As I left my child at preschool dropoff, I looked forward to a few hours of peace even if I still had a younger child with me. One less child is still one less child to lug around to errands, right?
My teen is the oldest child in our family and the oldest grandchild on both sides. All traditions begin with her. As I prepared her for her first experience with Big Kid School – as we called it when she was in preschool – we talked about her new teacher, her new friends, and the school bus ride.
The bus ride was what she most looked forward to. She was a tiny 5-year-old who hated using a car seat. (At 5 she weighed enough to still use a toddler car seat.) We moved her to a booster seat after listening to her strident protests. Riding on a school bus without wearing a seat belt was her dream ride.
On the first day of school, we waited at the end of the driveway for the school bus. My husband went to work late. I stood with our almost 3-year-old for what seemed like hours waiting for the bus. Our 5-year-old drooped a little under the weight of her backpack, but she was beaming. Eager to get on the school bus!
The bus rumbled down our court. Our 5-year-old climbed the huge steps of the bus with her school bus nametag pinned proudly to her shirt. The nametag listed her bus number. She never looked back. I snapped a quick photo of her getting on the bus and that was it. I was shocked and discombobulated as the bus drove away. We waved frantically at her. She never waved back at us. I knew she would be fine at school.
With our first born heading to her first day of school, we began our first tradition…taking photographs.
- Take photos of your child on the first day of school inside the house or outside the house.
- Take a photo of your child with her siblings.
- Take a photo of your child next to the mailbox, or an adult, or in front of the front door for a point of reference to show how tall your child was.
- If you can, drive to the elementary school to take a photo of your child getting off the school bus. I only did this on each child’s first day of school.
My preschooler and I spent the day waiting for the kindergartener to arrive home on the bus. It was all she could talk about.
As the bus pulled in to the neighborhood we all stood at the end of the driveway holding a bunch of balloons each.
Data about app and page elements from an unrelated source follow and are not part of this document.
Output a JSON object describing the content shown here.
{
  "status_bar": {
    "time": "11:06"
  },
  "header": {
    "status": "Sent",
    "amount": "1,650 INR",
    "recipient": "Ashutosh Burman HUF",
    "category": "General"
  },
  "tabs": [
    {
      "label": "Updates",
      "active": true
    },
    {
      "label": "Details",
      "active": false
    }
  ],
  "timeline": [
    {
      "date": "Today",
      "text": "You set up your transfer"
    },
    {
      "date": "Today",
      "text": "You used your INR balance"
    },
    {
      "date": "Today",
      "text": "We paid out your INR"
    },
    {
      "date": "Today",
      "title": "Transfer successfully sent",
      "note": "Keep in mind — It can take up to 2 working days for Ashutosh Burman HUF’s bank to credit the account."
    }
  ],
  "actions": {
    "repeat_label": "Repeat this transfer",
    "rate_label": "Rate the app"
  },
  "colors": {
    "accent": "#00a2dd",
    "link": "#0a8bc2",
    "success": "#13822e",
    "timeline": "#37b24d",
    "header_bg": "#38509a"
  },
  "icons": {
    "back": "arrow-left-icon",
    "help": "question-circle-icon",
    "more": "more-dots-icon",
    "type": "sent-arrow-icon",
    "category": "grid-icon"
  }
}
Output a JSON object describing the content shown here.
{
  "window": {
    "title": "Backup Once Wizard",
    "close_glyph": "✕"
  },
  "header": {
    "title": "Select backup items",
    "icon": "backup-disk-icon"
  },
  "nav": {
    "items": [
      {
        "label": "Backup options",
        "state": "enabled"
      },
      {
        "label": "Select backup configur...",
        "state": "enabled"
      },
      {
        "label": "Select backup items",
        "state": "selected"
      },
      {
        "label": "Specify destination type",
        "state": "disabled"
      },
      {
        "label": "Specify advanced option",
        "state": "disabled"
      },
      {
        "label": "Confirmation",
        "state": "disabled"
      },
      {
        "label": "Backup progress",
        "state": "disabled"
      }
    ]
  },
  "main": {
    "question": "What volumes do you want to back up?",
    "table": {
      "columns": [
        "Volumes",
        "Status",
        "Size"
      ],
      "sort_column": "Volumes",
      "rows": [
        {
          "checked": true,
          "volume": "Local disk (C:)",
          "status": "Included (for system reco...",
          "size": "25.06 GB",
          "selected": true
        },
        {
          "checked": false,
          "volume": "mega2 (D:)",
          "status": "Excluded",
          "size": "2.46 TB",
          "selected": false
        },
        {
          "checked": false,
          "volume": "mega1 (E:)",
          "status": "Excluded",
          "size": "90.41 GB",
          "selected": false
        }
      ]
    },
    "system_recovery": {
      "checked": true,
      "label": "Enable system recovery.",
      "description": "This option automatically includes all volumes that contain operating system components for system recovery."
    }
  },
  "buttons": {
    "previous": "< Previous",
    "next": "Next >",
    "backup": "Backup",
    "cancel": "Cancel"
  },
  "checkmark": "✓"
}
My sister and her girls came with a bunch of balloons. My parents were there with balloons. My preschooler held balloons, too.
You should have seen the faces of the kids on the school bus as my daughter was given so many bunches of balloons. She was thrilled. She bounced in to the house. She weighed so little at the time that I am surprised that she didn’t float.
Our second tradition…celebrating the end of the first day of school.
- We give balloons to our kids at the end of the first day of kindergarten. We also gave balloons to my nieces when both came home on their first day of Big Kid School.
- Take a photograph of the bus coming down the road or of your child getting off the bus.
- Invite the grandparents…aunts and uncles…to be there when your child gets off the bus. My husband — a teacher — was not able to be there as he was teaching a class. We took many photos for him to see.
- Go out for ice cream after school.
Our third tradition…set the after-school schedule from day one.
- We do homework on the first day of school whether the teacher assigns it or not.
- I will complete the emergency cards and other school paperwork while the children read a book, complete the summer workbook, etc.
At some point, I will get up-to-date with my scrapbook for my children. I am looking forward to going through the photos from the first day of school.
What are your traditions for the first day of school?
Originally posted as part of VolunteerSpot’s Views on Back to School Series. Please watch the quick video below to learn more about how You can help your school this year and how VolunteerSpot’s free online coordination tool saves time and gets more parents involved.